I am not a challenger. This is an open seat, being vacated by Councilor Andru Volinsky this year. I have great admiration for Councilor Volinsky’s work. He has raised the profile of the Executive Council and has been an outstanding and strong voice, especially against unqualified and highly partisan nominations made by Governor Sununu. I hope to build on Councilor Volinsky’s excellent work.
Describe the other issues that define your campaign platform
Protecting reproductive rights and Planned Parenthood funding is a top priority for me. Unfortunately, the state Planned Parenthood contract has become a partisan battle and I would be a warrior in that battle. Even more dire is the threat to reproductive rights posed by our national and state Supreme Courts. As Roe v. Wade is likely to be overturned by a conservative national Supreme Court, it’s a question of when, not if, abortion rights come before our New Hampshire Supreme Court.
The most controversial issue that came before the Executive Council in the last two years was the nomination of the anti-choice Attorney General Gordon MacDonald as chief justice of the N.H. Supreme Court. Fortunately, our Democratic majority on the Executive rejected that nomination. But Gov. Chris Sununu has held that seat open, refusing to nominate another candidate, in the hopes that next year he will have an Executive Council majority who will confirm MacDonald’s renomination.
My priorities when reviewing all nominations and contracts before the Executive Council are:
– Expanding access to affordable health care,
– Safeguarding Planned Parenthood funding and reproductive rights,
– Ensuring fair wages and workers’ rights,
– Protecting public education,
– Demanding action on climate change, and
– Requiring qualified judges and state agency heads.
What accomplishments in your past would you cite as evidence you can handle this job?
I’m not afraid of hard work. I was the first person in my family to ever go to college, and I worked 30 hours a week to pay my way. After graduation, I worked in hospital laboratories and worked my way up eventually serving in a variety of hospital and health care management positions. I was a working mother, raising two children while volunteering at their school and in my community. When my youngest started first grade, I started law school. Most nights, my study time started at 9pm.
For the past 20 years, I have been a health care attorney. I chair the Health Law practice at Shaheen & Gordon, PA. and in that role, I read, write and negotiate contracts. I have volunteered my time serving on the boards of mental health and substance use disorder treatment organizations, including 8 years on the board of the Lakes Region Mental Health Center, which I chaired, and now as a member of the board of Riverbend Community Mental Health.

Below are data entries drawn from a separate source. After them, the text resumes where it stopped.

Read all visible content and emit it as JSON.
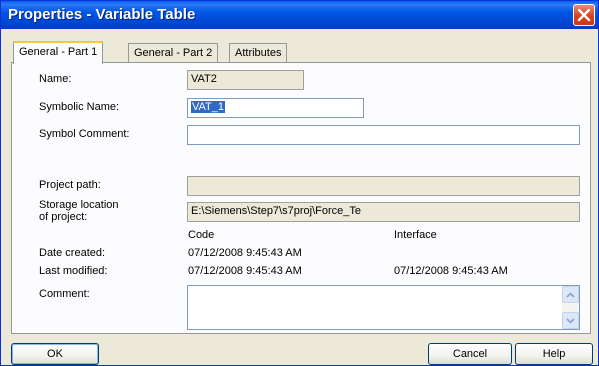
{
  "window": {
    "title": "Properties - Variable Table"
  },
  "tabs": [
    {
      "label": "General - Part 1",
      "active": true
    },
    {
      "label": "General - Part 2",
      "active": false
    },
    {
      "label": "Attributes",
      "active": false
    }
  ],
  "form": {
    "name_label": "Name:",
    "name_value": "VAT2",
    "symbolic_name_label": "Symbolic Name:",
    "symbolic_name_value": "VAT_1",
    "symbol_comment_label": "Symbol Comment:",
    "symbol_comment_value": "",
    "project_path_label": "Project path:",
    "project_path_value": "",
    "storage_label_line1": "Storage location",
    "storage_label_line2": "of project:",
    "storage_value": "E:\\Siemens\\Step7\\s7proj\\Force_Te",
    "code_header": "Code",
    "interface_header": "Interface",
    "date_created_label": "Date created:",
    "date_created_code": "07/12/2008  9:45:43 AM",
    "date_created_interface": "",
    "last_modified_label": "Last modified:",
    "last_modified_code": "07/12/2008  9:45:43 AM",
    "last_modified_interface": "07/12/2008  9:45:43 AM",
    "comment_label": "Comment:",
    "comment_value": ""
  },
  "buttons": {
    "ok": "OK",
    "cancel": "Cancel",
    "help": "Help"
  },
  "colors": {
    "titlebar": "#0054e3",
    "dialog_bg": "#ece9d8",
    "selection": "#316ac5",
    "close_button": "#d7431d"
  },
  "icons": {
    "close": "close-icon",
    "scroll_up": "scroll-up-arrow-icon",
    "scroll_down": "scroll-down-arrow-icon"
  }
}
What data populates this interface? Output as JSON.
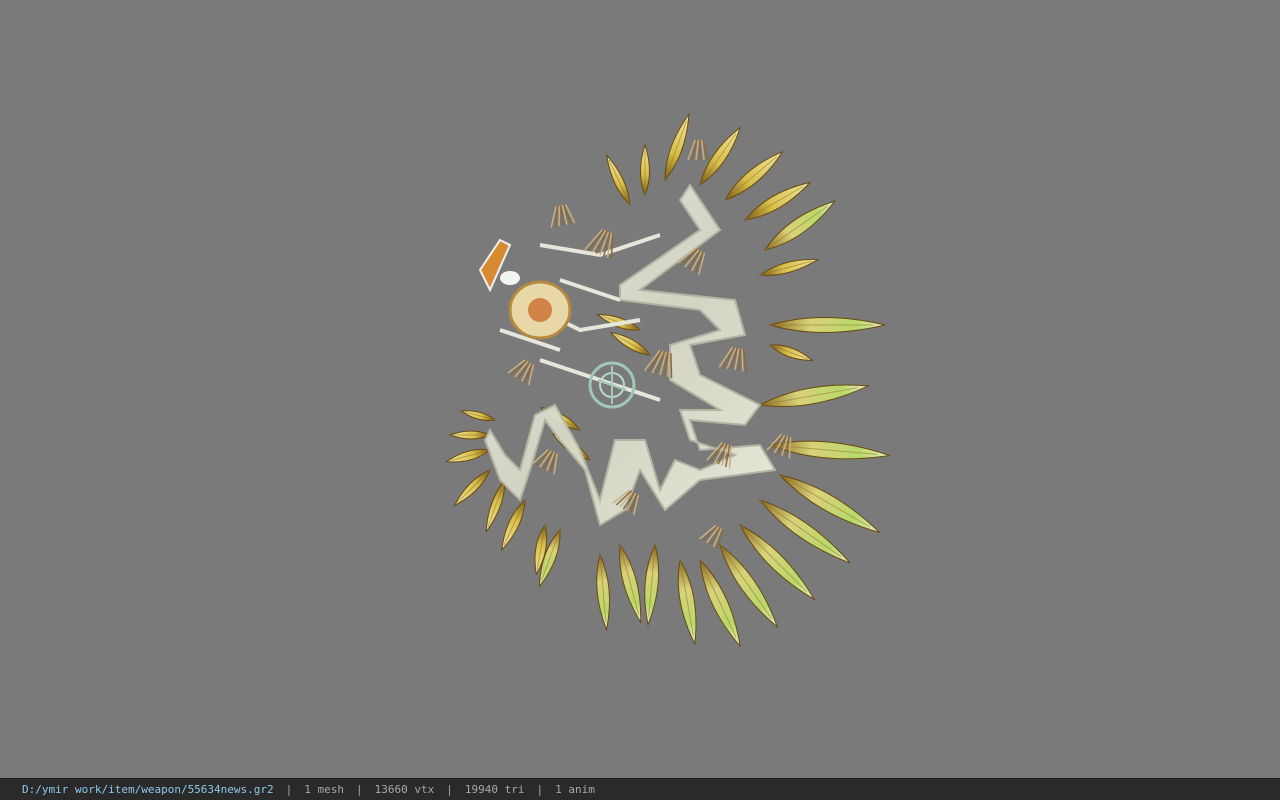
{
  "viewport": {
    "background_color": "#7a7a7a",
    "model_name": "feathered-wing-weapon-model"
  },
  "statusbar": {
    "file_path": "D:/ymir work/item/weapon/55634news.gr2",
    "separator": "|",
    "mesh_count": "1 mesh",
    "vertex_count": "13660 vtx",
    "triangle_count": "19940 tri",
    "anim_count": "1 anim",
    "path_color": "#8fc7e8",
    "text_color": "#a8a8a8",
    "background_color": "#2a2a2a"
  }
}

Driven by my belief that health care is a basic human right, I became politically active 20 years ago at a grassroots level, knocking on doors, making phone calls, marching in parades, and standing at the polls to elect Democratic candidates. I served as chair of my town committee and secretary of my county committee, and currently serve as chair of the New Hampshire Democratic Party’s Platform Committee. In this role, I have traveled around New Hampshire, listening to what matters most to Democrats to help put forth a party platform we can all unite around.
With my skills and experience, I will be ready on day one to use the power of the Executive Council to stand up for Granite State families.
The best advice ever shared with me was …
What else would you like voters to know about yourself and your positions?
I will fight for the people of District 2, and it would be my honor to serve as your Executive Councilor.
Read the profile of Cinde Warmington in the Concord Patch here.